* TASK REQUIREMENTS
From the entries below, pull out each line where "next" appears.

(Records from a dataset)
- - - -

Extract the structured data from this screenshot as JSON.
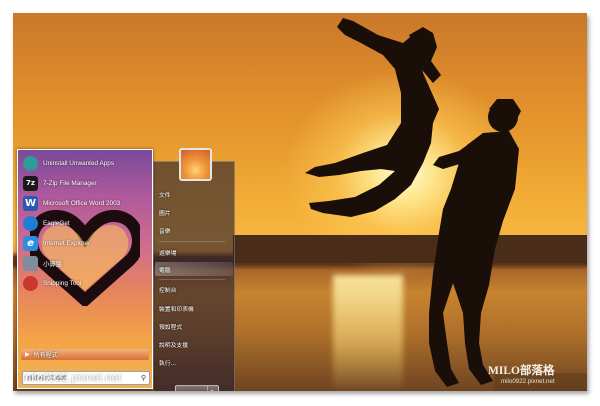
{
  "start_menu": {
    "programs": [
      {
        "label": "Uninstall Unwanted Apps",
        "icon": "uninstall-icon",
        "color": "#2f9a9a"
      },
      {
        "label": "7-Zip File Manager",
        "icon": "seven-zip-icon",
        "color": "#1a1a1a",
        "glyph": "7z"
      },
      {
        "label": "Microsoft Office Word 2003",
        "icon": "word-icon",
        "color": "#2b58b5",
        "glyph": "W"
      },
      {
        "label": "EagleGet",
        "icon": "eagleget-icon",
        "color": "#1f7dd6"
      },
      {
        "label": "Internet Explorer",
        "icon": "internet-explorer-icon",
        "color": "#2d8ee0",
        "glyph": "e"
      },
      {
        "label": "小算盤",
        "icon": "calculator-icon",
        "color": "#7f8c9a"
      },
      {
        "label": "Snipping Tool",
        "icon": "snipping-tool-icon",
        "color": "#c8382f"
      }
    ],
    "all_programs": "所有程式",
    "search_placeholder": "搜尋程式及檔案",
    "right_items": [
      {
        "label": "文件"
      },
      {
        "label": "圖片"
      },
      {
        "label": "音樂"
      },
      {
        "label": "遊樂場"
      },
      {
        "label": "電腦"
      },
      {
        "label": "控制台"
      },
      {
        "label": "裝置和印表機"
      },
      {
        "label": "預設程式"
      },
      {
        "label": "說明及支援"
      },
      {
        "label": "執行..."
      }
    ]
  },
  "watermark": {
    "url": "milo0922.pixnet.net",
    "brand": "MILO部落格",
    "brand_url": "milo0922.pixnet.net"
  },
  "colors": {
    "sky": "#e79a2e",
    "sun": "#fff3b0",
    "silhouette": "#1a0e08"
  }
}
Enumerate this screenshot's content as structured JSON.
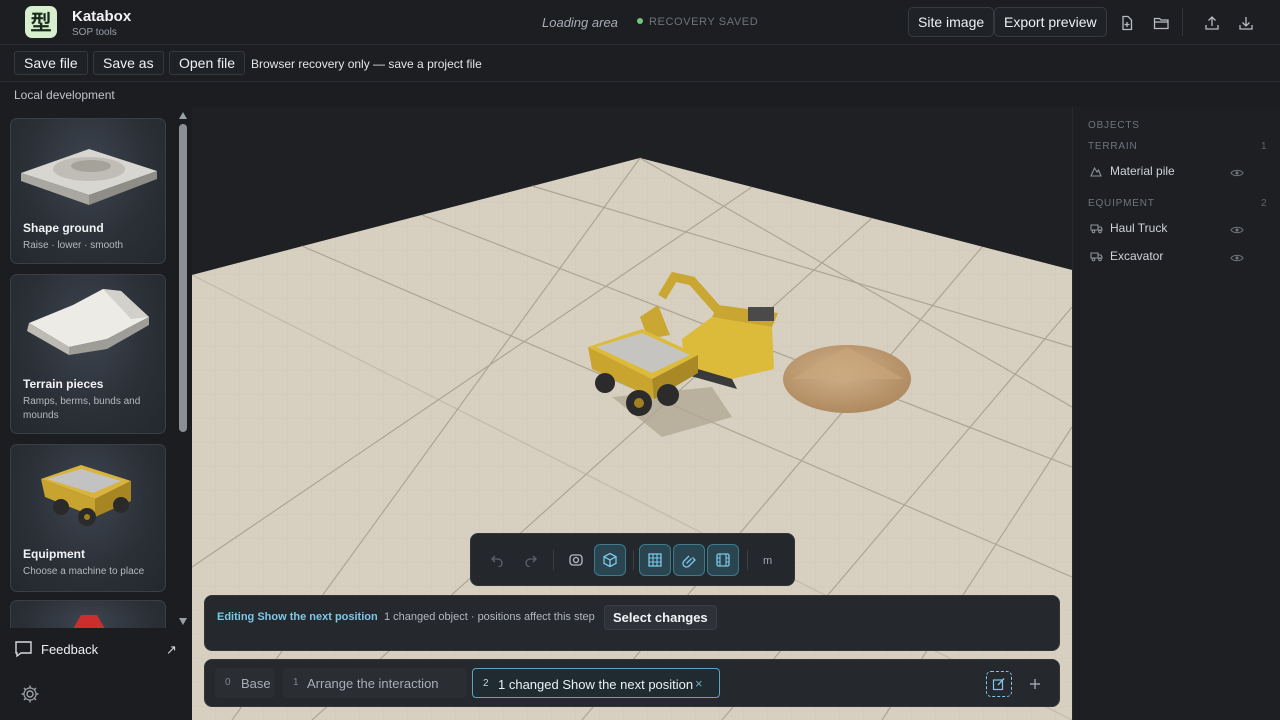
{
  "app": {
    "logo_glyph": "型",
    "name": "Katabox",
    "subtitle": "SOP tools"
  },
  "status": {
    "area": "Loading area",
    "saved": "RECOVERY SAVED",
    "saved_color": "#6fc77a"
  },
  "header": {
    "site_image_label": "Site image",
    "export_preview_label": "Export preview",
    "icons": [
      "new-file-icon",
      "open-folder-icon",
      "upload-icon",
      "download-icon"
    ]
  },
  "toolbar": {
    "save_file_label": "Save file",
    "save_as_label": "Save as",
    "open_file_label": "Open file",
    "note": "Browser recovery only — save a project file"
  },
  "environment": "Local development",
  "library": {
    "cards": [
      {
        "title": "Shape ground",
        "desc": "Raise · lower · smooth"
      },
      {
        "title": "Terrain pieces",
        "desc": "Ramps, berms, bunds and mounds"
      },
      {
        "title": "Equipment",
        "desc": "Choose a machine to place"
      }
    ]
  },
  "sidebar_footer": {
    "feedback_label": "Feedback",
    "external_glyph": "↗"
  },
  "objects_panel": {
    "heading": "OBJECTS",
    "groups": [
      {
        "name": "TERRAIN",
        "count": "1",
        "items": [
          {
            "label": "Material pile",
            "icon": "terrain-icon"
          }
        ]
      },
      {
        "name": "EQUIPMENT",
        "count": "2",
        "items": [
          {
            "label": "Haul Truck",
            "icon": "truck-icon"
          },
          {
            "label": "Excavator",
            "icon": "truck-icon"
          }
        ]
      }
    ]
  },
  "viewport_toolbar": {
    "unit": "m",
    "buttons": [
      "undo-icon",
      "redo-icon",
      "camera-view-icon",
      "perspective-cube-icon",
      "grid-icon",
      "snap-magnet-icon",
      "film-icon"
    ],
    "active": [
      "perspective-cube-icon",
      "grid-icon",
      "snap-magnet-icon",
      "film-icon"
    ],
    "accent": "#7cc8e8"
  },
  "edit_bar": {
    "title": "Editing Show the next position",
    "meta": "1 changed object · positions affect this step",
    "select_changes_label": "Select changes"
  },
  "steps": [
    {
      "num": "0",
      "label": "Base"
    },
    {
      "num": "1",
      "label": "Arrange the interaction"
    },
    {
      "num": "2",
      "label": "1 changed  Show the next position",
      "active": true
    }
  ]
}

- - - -

* OUTPUT OF THE TASK
    "title": "Editing Show the next position",
      "label": "1 changed  Show the next position",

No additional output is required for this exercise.